Among the newer events are barricades in 2011 that have been often perceived as controversial by the wider and international public.
This part of the book conveys the voices of ordinary people with whom Bancroft talked also:
“As I am writing in the book, one of the portrayls is that people in the north are manipulated, that everything is either orchestrated or contrived… If a mobilization happens, it happens because people have either been forced through their employment in public institutions or they’ve been bribed in certain ways or threatened. What we see in 2011 is a really pure expression of why people wanted to stand up for their own rights, for their own dignity, for their own liberties. What is important to understand – when people talk about borders not having changed is to understand what the independence of Kosovo does actually mean for the realities of day-to-day life for people here. It’s not simply the changing of the status of these lines on a map, it really has fundamental ramifications for the way people live”.
In one part of the book the author reminds on the “football game”, i.e. the action of young people from Leposavic “Goal for the open borders”.
“The two captains shook hands and exchanged milk and bread; daily necessitates in increasingly short supply”.
The match near Jarinje was accompanied by a judge of bound eyes – which would be the international community, while the footballers wore the yellow strips around their arms, referring to their ghettoization.
The author recalls that the scenario, envisioned by Bane Nešović, then a student of political science, who wanted to show the public ‘that the “Northerners” are men of flesh and blood, just like anybody else’:
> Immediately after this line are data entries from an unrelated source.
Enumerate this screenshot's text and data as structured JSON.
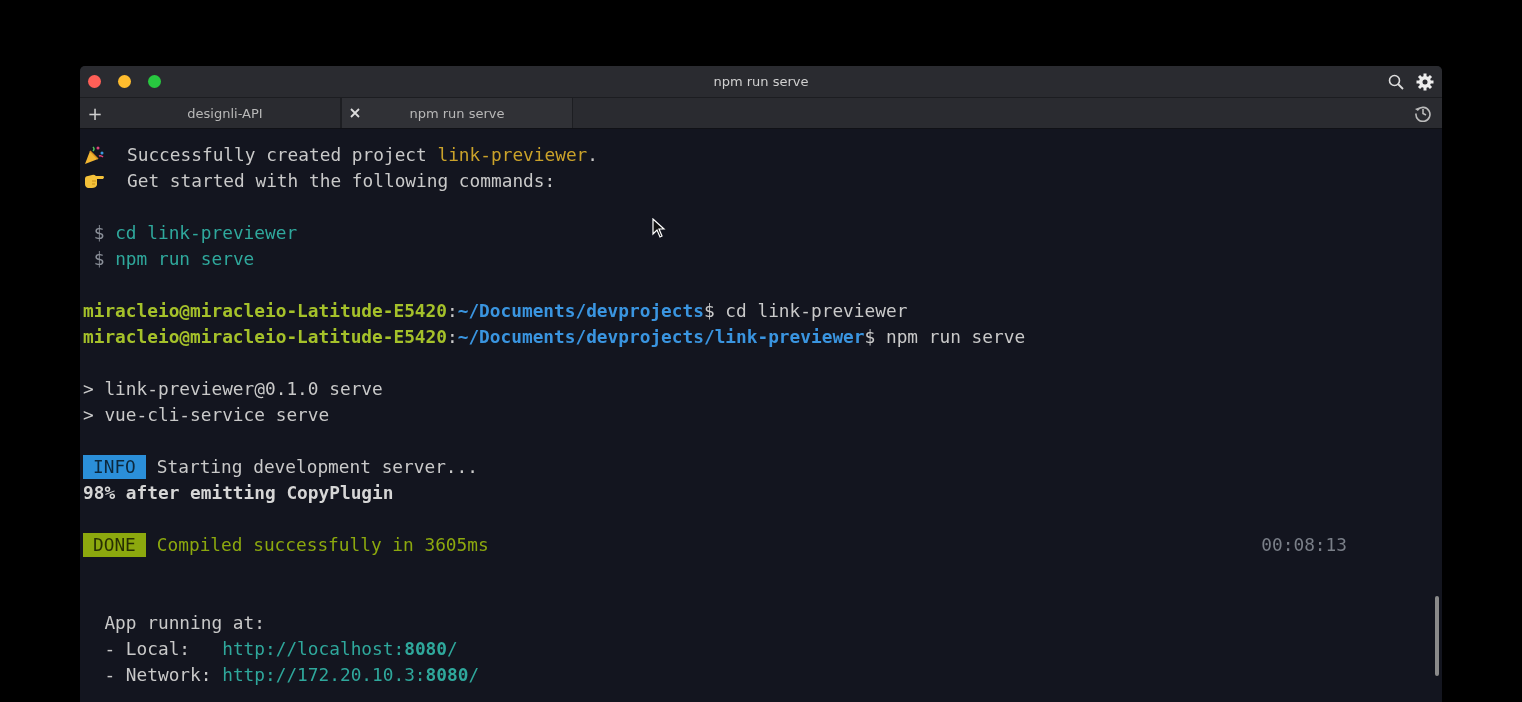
{
  "window": {
    "title": "npm run serve"
  },
  "new_tab_button": "+",
  "tabs": [
    {
      "label": "designli-API",
      "selected": false
    },
    {
      "label": "npm run serve",
      "selected": true
    }
  ],
  "lines": [
    {
      "kind": "celebration",
      "spans": [
        {
          "text": "Successfully created project ",
          "kind": "plain"
        },
        {
          "text": "link-previewer",
          "kind": "accent"
        },
        {
          "text": ".",
          "kind": "plain"
        }
      ]
    },
    {
      "kind": "pointer",
      "spans": [
        {
          "text": "Get started with the following commands:",
          "kind": "plain"
        }
      ]
    },
    {
      "kind": "blank"
    },
    {
      "kind": "text",
      "spans": [
        {
          "text": " $ ",
          "kind": "dim"
        },
        {
          "text": "cd link-previewer",
          "kind": "command"
        }
      ]
    },
    {
      "kind": "text",
      "spans": [
        {
          "text": " $ ",
          "kind": "dim"
        },
        {
          "text": "npm run serve",
          "kind": "command"
        }
      ]
    },
    {
      "kind": "blank"
    },
    {
      "kind": "text",
      "spans": [
        {
          "text": "miracleio@miracleio-Latitude-E5420",
          "kind": "user"
        },
        {
          "text": ":",
          "kind": "plain"
        },
        {
          "text": "~/Documents/devprojects",
          "kind": "path"
        },
        {
          "text": "$ cd link-previewer",
          "kind": "plain"
        }
      ]
    },
    {
      "kind": "text",
      "spans": [
        {
          "text": "miracleio@miracleio-Latitude-E5420",
          "kind": "user"
        },
        {
          "text": ":",
          "kind": "plain"
        },
        {
          "text": "~/Documents/devprojects/link-previewer",
          "kind": "path"
        },
        {
          "text": "$ npm run serve",
          "kind": "plain"
        }
      ]
    },
    {
      "kind": "blank"
    },
    {
      "kind": "text",
      "spans": [
        {
          "text": "> link-previewer@0.1.0 serve",
          "kind": "plain"
        }
      ]
    },
    {
      "kind": "text",
      "spans": [
        {
          "text": "> vue-cli-service serve",
          "kind": "plain"
        }
      ]
    },
    {
      "kind": "blank"
    },
    {
      "kind": "badge",
      "badge": {
        "text": "INFO",
        "color": "#2b8fd9"
      },
      "spans": [
        {
          "text": "Starting development server...",
          "kind": "plain"
        }
      ]
    },
    {
      "kind": "text",
      "spans": [
        {
          "text": "98% after emitting CopyPlugin",
          "kind": "bold"
        }
      ]
    },
    {
      "kind": "blank"
    },
    {
      "kind": "badge",
      "badge": {
        "text": "DONE",
        "color": "#8ca80e"
      },
      "spans": [
        {
          "text": "Compiled successfully in 3605ms",
          "kind": "success"
        }
      ],
      "aside": "00:08:13"
    },
    {
      "kind": "blank"
    },
    {
      "kind": "blank"
    },
    {
      "kind": "text",
      "spans": [
        {
          "text": "  App running at:",
          "kind": "plain"
        }
      ]
    },
    {
      "kind": "text",
      "spans": [
        {
          "text": "  - Local:   ",
          "kind": "plain"
        },
        {
          "text": "http://localhost:",
          "kind": "command"
        },
        {
          "text": "8080",
          "kind": "command-bold"
        },
        {
          "text": "/",
          "kind": "command"
        }
      ]
    },
    {
      "kind": "text",
      "spans": [
        {
          "text": "  - Network: ",
          "kind": "plain"
        },
        {
          "text": "http://172.20.10.3:",
          "kind": "command"
        },
        {
          "text": "8080",
          "kind": "command-bold"
        },
        {
          "text": "/",
          "kind": "command"
        }
      ]
    }
  ]
}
“As your original quote about flesh and blood, it’s been too easy often to just simply castigate people in the north, to not to dehumanize them, to not look at their claims to be legitimate, to say that this part of Kosovo is simply a black hole or a nest of organized crime and to forget that there are normal people living here…”
Thanks to the voices of ordinary people, the book provides an insight into the situation and atmosphere in northern Kosovo which is often misperceived:
“That is one of the intentions for writing the book because there are a lot of misperceptions about the north, there’s a quote in the book about how describing the north as an anthill which means that it looks formidable but it’s easy to crush and that just represents a fundamental misunderstanding about the strength of the community here.”
Wrong or incorrect perceptions about the north of Kosovo have certainly affected the way the international public and the international community have treated this part of Kosovo:
“There has been a weakness in terms of how the international community has engaged the north. I wouldn’t go so far as to describe it as dehumanizing but I think it does start to have that effect it certainly ends up putting the north into a category of people less deserving of our attention, less deserving of our empathy or understanding. I mean, there’s a very fine line between trying to understand the way people feel about an issue and being perceived as you’re justifying why they feel that way. I’ve listened to a lot of people here that I don’t agree with but I can appreciate why they’ve reached that point of view and then the point is to try and engage them and maybe persuade or just accept that is the way that they feel about a certain topic”.
I think there’s also a misnomer that the north is the only problem, it’s the only last remaining barrier… People like to put these sort of conflicts into very black and white categorizations… That if the problem with the north would go away then everything else in Kosovo would be… Like solving the north is a panacea for solving all the problems facing Kosovo and therefore the region and Bosnia and everything.
“One thing I hope this book is helped achieve is to try and at least broaden slightly understanding that north is a diverse place. Diversities are something also that doesn’t come across. When you talk to many, they have this idea the north is a homogeneous community of Serbs”, Bancroft said.